Foreclosure Basics For Homeowners

Foreclosure can be very scary and stressful, because people do not know how the process works or how long it takes or when they need to leave their house. First, it is important to know that you keep all the rights of the owner and can stay in your house until a foreclosure sale is held. It could be a year or more from the beginning of the process to that sale date.

Foreclosure law is governed by state laws. Some federal laws and regulations, however, come into play. For example, the Federal Consumer Financial Protection Bureau requires mortgage companies to wait 120 days from the default date before commencing a foreclosure. For the most part, foreclosures are governed by state law and New York has some unique homeowner protections.

New York State is a judicial foreclosure state. That means a mortgage company must sue a person in court to obtain a Judgment of Foreclosure and Sale before they can schedule a foreclosure auction. Foreclosure lawsuits can take about a year to complete.

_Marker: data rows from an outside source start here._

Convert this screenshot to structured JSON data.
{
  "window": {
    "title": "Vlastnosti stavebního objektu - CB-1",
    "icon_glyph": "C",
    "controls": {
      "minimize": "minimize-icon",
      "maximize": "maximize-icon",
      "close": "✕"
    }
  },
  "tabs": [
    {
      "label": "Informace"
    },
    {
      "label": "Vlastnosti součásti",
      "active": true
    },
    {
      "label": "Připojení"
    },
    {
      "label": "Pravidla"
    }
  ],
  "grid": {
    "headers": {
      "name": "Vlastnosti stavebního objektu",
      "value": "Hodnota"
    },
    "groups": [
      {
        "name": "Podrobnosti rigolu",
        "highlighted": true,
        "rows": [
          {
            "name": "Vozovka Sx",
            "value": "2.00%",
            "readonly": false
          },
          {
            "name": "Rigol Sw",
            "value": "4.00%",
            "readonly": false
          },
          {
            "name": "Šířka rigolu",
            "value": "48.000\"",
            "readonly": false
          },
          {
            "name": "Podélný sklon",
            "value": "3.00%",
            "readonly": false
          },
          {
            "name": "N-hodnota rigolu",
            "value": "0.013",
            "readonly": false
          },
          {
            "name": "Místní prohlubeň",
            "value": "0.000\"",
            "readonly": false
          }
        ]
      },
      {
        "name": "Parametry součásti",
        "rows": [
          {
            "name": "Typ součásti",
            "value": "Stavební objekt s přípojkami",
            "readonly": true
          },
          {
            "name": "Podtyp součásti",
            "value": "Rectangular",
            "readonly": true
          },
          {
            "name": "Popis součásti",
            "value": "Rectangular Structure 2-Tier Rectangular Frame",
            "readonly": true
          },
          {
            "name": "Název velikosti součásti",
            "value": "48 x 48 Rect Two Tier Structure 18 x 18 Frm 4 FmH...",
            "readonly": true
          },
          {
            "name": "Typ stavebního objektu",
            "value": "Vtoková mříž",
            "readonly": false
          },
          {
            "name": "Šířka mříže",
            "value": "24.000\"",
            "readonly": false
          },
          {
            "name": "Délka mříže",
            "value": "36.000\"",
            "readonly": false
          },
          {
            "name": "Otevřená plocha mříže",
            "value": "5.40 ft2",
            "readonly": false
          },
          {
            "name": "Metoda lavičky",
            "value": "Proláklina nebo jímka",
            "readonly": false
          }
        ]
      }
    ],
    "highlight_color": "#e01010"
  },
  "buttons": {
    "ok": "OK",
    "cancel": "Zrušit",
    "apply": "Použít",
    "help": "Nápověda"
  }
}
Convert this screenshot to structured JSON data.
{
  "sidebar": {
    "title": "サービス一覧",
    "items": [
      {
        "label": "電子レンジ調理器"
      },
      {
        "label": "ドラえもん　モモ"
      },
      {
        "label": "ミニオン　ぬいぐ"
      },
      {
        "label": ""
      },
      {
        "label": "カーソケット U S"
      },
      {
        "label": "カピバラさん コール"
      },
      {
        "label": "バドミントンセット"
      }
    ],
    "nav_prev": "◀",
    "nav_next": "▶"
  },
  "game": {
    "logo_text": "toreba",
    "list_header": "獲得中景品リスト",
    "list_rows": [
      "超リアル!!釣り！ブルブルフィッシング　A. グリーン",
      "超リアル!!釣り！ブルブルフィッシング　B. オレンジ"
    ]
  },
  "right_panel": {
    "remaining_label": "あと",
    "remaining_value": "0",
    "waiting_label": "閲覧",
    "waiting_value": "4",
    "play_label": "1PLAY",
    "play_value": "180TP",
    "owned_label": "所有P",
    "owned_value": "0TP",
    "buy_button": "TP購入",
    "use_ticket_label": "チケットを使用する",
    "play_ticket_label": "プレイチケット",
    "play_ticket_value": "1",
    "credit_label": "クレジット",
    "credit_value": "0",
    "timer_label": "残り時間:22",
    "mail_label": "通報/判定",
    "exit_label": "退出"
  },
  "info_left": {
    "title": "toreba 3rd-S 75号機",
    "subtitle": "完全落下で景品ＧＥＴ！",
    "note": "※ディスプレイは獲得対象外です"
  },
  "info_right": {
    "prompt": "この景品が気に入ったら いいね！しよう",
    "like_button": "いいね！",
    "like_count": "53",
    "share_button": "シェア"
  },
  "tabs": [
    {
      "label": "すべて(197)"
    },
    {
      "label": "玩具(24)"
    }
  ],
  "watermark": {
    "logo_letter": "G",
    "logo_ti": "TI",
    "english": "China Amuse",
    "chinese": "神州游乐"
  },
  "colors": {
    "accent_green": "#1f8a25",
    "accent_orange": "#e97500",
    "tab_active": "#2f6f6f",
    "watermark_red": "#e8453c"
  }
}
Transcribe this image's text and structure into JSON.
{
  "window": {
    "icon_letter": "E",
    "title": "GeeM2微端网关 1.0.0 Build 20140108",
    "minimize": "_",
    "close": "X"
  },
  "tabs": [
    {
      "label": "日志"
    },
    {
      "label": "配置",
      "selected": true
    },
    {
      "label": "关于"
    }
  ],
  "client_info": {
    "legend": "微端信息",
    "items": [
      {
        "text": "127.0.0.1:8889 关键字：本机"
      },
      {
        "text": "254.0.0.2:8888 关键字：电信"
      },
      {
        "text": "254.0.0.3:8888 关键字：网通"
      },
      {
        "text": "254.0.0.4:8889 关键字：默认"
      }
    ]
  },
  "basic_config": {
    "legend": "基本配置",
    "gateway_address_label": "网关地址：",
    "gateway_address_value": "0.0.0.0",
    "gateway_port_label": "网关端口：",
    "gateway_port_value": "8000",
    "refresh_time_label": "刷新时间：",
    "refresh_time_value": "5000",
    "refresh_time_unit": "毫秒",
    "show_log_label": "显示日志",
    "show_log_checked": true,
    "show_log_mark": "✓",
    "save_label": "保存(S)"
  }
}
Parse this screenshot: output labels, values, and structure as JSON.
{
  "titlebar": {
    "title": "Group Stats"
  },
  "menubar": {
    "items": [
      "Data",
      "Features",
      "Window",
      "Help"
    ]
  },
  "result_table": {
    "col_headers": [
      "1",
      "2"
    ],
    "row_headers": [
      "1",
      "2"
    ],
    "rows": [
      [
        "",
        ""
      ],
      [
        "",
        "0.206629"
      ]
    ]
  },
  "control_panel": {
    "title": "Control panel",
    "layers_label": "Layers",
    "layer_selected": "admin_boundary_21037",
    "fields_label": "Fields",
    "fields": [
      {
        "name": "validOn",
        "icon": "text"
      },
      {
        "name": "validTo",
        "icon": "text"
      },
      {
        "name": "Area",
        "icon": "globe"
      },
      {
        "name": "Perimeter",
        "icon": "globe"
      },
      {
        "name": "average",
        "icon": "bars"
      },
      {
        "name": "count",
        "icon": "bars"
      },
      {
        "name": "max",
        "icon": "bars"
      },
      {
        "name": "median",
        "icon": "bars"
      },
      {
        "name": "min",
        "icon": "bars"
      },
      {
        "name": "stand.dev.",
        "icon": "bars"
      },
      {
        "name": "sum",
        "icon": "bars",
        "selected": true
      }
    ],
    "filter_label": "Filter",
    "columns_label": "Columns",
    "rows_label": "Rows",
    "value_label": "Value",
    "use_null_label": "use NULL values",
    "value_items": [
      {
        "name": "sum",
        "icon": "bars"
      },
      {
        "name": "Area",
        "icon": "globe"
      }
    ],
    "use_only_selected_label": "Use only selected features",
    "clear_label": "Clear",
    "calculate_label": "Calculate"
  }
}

Real Property Actions and Proceedings Law Article 13 (RPAPL §§ 1301-1391), is the primary state law governing mortgage foreclosures.

New York State provides homeowners a special 90-day notice period before the foreclosure can begin in the court. Also, after the foreclosure starts, the Court will stop the foreclosure to give a homeowner an opportunity to negotiate a loan modification in a settlement conference. These two protections give homeowners in New York State more time than any other state to make a plan to resolve the mortgage default and avoid foreclosure.

Here are the steps a mortgage company must take to foreclose:

(For a flow chart of the process, click here: Foreclosure Flow Chart)[i]

  1. Default notice is sent to the borrower soon after a payment is missed
  2. Statutory pre-foreclosure notice is sent to borrower at least 90 days before the foreclosure is filed with the Court.
  3. Summons, Complaint, and Notice of Pendency are filed with the Court
  4. Summons and Complaint are served on the borrower and other defendants
  5. Defendants have time to answer
  6. If owner-occupied, then the Court schedules a settlement conference
  7. Settlement conferences allow borrowers to negotiate for loan modifications or other work-outs while the foreclosure is placed on hold by the Court. Multiple conferences will be scheduled if the defendant appears at the first conference.
  8. If no settlement is reached, then the mortgage company will be allowed to file a motion to appoint a referee to determine amount owed on the mortgage.
  9. Referee will file an Oath and Report with the Court
  10. Mortgage company will then file a motion for Judgment of Foreclosure
  11. A sale is usually scheduled within 90 days of the Judgment and advertised for at least 30 days.
  12. The court-appointed referee holds an auction in the courthouse.

Clearly, a mortgage company has a lot of work to do to complete a foreclosure in New York State. They hire law firms who specialize in foreclosure and can sometimes move through this process fairly quickly. Having an attorney on your side and advising you is critical to preserving your rights throughout this process.

About the author: Daniel Webster is a partner in the law firm Webster & Dubs, P.C. in Buffalo, NY. His law practice has focused on foreclosure defense and prevention since 2009. Other areas of practice include real estate, elder law, wills, trusts, and estates. Mr. Webster was previously a staff attorney at the Center for Elder Law & Justice in Buffalo. He went to college at Hamilton College, and graduated from the University at Buffalo Law School in 2008. He is also the President of the Board of the Buffalo Cooperative Federal Credit Union.

[i] Foreclosure flow chart developed by Legal Assistance of Western New York, Inc.